Chokhmah: The second Sephira, located to the right of Kether, represents wisdom and the masculine aspect of God. It represents the first act of creation, when God created the universe out of nothing.
Binah: The third Sephira, located to the left of Kether, represents understanding and the feminine aspect of God. It represents the capacity for comprehension and is associated with the idea of the Great Mother.
Chesed: The fourth Sephira, located to the right of Binah, represents mercy, compassion, and stability. It represents the idea of divine love and is associated with the idea of the father.
Geburah: The fifth Sephira, located to the left of Chesed, represents strength, severity, and justice. It represents the idea of divine judgment and is associated with the idea of the warrior.
Tiferet: The sixth Sephira, located in the center of the Tree of Life, represents harmony, balance, and beauty. It represents the idea of the divine king and is considered to be the heart of the Tree of Life.
Netzach: The seventh Sephira, located to the right of Tiferet, represents victory, endurance, and passion. It represents the idea of the divine lover and is associated with the idea of the artist.
Hod: The eighth Sephira, located to the left of Tiferet, represents majesty, glory, and splendor. It represents the idea of the divine scholar and is associated with the idea of the philosopher.
Yesod: The ninth Sephira, located to the right of Netzach, represents foundation, stability, and order. It represents the idea of the divine servant and is associated with the idea of the worker.
- Malkuth: The tenth Sephira, located at the bottom of the Tree of Life, represents the physical realm and the material world. It represents the idea of the divine bride and is associated with the idea of the earth.
These ten spheres are not separate entities, but rather interconnected and interdependent aspects of God and the universe. In kabbalistic thought, the goal is to understand and connect with these aspects of the divine, and to use this understanding to achieve a deeper connection with the universe and one's own place in it.
As seen by other cultures
The Tree of Life symbol has been used in many cultures throughout history, each with its own unique interpretation and representation. In many cultures, the Tree of Life represents the interconnectedness of all living things and serves as a metaphor for the connection between the physical and spiritual worlds.
In Wicca, the Tree of Life is used as a symbol of the Wiccan belief in the interconnectedness of all things. It represents the connection between the earth and the heavens, the physical and spiritual realms, and the divine and the human. The branches of the tree symbolize the growth and expansion of the individual, while the roots symbolize the connection to the divine and the foundation of one's being.
In Wiccan practice
the Tree of Life is often used in meditation and visualization, as well as in rituals to connect with the divine and to promote personal growth and understanding. Some Wiccans believe that each of the ten spheres, or Sephiroth, in the Tree of Life corresponds to a different aspect of the individual's life, such as the mind, the body, and the spirit. By connecting with these aspects of the self through the Tree of Life, one can achieve a deeper understanding of oneself and one's place in the universe.
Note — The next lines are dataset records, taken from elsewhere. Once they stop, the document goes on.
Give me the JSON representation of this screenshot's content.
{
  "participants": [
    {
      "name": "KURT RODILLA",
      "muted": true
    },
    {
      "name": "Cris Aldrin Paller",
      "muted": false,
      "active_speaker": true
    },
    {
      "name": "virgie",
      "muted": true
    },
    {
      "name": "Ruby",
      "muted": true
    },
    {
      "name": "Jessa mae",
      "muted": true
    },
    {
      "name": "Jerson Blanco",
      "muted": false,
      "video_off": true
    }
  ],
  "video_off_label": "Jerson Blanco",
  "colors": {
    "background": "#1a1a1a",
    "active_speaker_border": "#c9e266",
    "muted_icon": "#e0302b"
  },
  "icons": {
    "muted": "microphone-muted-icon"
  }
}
In conclusion, the Tree of Life symbol has been used in various cultures throughout history, each with its own unique interpretation and representation. In Wicca, it serves as a symbol of the interconnectedness of all things and as a tool for connecting with the divine and promoting personal growth and understanding.